On March 3, 2011, I wrote a blog post about Senate Bill 5 which had just been passed by the Ohio Senate.  S.B. 5 makes sweeping changes to the law of collective bargaining as it applies to public sector employees in Ohio. S.B. 5 has since been amended, was recently passed by the Ohio House and the Senate and, last night, was signed by Governor Kasich. But, whether S.B. 5 will ever become law remains to be seen. Organized labor and other opponents are determined to obtain the necessary 230,000 signatures from registered voters to stall the Bill and have it placed on the ballot in November for a public vote. The time limit for obtaining the necessary signatures is 90 days from the Governor’s signature. If enough signatures are obtained, the law will not take effect unless it is supported by the voters in November.

The major provisions of S.B. 5 as outlined in my earlier article are unchanged by the amendments. The law still imposes significant restrictions on things that can be brought to the bargaining table by unions representing public sector employees. It still eliminates binding arbitration as the means to resolve negotiations disputes with police, firefighters, and other safety forces. Binding arbitration is replaced by a procedure whereby the Legislative body for the employer will select between the last best offer of the employer and the last best offer of the union. The right to strike has been eliminated for all public employees and the law imposes very significant potential penalties for any public employee who does strike.

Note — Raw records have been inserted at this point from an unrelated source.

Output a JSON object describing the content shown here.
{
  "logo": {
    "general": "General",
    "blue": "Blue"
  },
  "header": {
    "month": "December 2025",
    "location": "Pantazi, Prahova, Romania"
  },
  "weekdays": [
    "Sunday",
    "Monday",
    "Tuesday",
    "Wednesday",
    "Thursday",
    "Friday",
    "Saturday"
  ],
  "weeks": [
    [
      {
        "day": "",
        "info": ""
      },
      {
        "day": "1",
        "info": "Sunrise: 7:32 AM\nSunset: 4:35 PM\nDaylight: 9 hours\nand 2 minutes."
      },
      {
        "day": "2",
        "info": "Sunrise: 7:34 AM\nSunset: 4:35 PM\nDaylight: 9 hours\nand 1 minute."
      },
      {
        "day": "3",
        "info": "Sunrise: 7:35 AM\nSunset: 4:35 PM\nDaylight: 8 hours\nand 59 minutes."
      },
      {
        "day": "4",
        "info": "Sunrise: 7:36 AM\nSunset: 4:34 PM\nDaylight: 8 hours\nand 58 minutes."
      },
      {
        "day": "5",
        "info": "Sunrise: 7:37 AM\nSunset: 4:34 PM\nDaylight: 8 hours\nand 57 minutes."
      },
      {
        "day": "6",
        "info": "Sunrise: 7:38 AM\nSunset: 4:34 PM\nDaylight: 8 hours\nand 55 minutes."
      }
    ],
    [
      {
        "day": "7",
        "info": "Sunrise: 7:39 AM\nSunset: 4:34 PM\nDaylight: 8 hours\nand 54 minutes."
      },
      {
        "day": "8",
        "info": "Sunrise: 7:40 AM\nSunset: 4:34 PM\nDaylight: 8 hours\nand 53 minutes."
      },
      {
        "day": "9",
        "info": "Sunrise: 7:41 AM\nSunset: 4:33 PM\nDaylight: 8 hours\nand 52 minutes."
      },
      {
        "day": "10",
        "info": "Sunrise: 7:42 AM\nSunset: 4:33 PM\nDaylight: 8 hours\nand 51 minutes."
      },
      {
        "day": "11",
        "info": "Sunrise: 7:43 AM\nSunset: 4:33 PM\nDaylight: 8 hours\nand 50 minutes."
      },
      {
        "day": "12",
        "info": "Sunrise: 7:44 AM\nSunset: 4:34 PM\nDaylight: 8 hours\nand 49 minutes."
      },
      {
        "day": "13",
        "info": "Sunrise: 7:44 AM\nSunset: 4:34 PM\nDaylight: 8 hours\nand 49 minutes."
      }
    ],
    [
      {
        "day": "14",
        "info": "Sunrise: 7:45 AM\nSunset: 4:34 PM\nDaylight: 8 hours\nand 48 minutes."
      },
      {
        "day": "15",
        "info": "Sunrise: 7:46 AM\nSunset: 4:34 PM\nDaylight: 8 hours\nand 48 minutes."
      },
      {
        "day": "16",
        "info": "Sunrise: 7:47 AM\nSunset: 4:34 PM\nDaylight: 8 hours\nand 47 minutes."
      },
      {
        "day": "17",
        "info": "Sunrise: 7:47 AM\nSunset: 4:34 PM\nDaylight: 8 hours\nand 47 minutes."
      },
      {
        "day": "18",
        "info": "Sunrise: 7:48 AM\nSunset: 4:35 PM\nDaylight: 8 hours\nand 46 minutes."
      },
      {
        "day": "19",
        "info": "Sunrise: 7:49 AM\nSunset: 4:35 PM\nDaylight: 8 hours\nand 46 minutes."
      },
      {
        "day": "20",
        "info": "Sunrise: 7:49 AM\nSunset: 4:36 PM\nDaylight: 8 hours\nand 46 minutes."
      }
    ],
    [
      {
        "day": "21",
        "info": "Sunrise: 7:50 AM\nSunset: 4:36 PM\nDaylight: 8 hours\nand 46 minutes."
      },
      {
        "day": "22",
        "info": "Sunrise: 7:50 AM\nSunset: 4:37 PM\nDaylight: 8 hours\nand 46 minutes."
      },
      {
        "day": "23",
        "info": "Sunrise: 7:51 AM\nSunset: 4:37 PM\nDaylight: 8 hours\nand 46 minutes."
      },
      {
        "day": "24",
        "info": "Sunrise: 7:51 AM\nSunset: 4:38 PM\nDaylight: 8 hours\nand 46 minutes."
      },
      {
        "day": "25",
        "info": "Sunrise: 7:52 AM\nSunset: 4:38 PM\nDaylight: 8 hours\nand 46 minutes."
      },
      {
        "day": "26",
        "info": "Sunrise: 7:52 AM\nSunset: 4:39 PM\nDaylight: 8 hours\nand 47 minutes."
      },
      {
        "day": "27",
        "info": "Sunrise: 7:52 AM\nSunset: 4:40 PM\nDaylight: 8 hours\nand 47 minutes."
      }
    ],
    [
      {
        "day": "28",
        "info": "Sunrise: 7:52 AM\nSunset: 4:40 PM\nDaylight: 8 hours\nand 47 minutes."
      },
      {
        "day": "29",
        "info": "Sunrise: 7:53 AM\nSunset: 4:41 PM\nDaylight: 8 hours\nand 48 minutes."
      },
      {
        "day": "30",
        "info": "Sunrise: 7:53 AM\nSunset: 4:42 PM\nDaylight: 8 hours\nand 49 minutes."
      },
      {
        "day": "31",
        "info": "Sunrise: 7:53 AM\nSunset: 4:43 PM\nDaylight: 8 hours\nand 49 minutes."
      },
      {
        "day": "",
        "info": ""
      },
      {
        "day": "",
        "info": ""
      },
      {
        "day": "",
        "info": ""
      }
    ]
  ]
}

The final version of S.B. 5 does include some significant changes which were made in the House of Representatives.

  • The Bill now prohibits "fair share fees." Under current law, employees in a unit represented by a union cannot be required to actually join the union, but can be required in a labor contract to pay a fair share fee, which usually is approximately the same as union dues charged to union members. Unions argue that the fair share fee assures that all employees who derive the benefits from the union representation and the labor contract help to pay the cost to negotiate and administer the contract. Under S.B. 5, no employee can be required to join a union and no employee can be required to pay a fair share fee.
  • S.B. 5 prohibits payroll deductions for contributions to union political action committees (although labor contracts can still require payroll deductions to pay actual union dues for union members who authorize the deduction).
  • Under current law, a group of employees represented by a union can petition for an election to de-certify the union only if at least 50% of the employees support the petition. Under Senate Bill 5, a petition for a decertification election can be filed with just a 30% showing of interest, bringing that in line with the decertification rules in the private sector. Once a decertification petition is filed, a decertification election is held and, just as under current law, decertification will occur only if a majority of those who vote in the election support the decertification.

S.B. 5 will continue to be a hotbed of contention and the debate will really heat up this Fall if opponents are successful in having the issue placed on the ballot. Expect a barrage of TV commercial time as both sides will pull out all the stops on this one.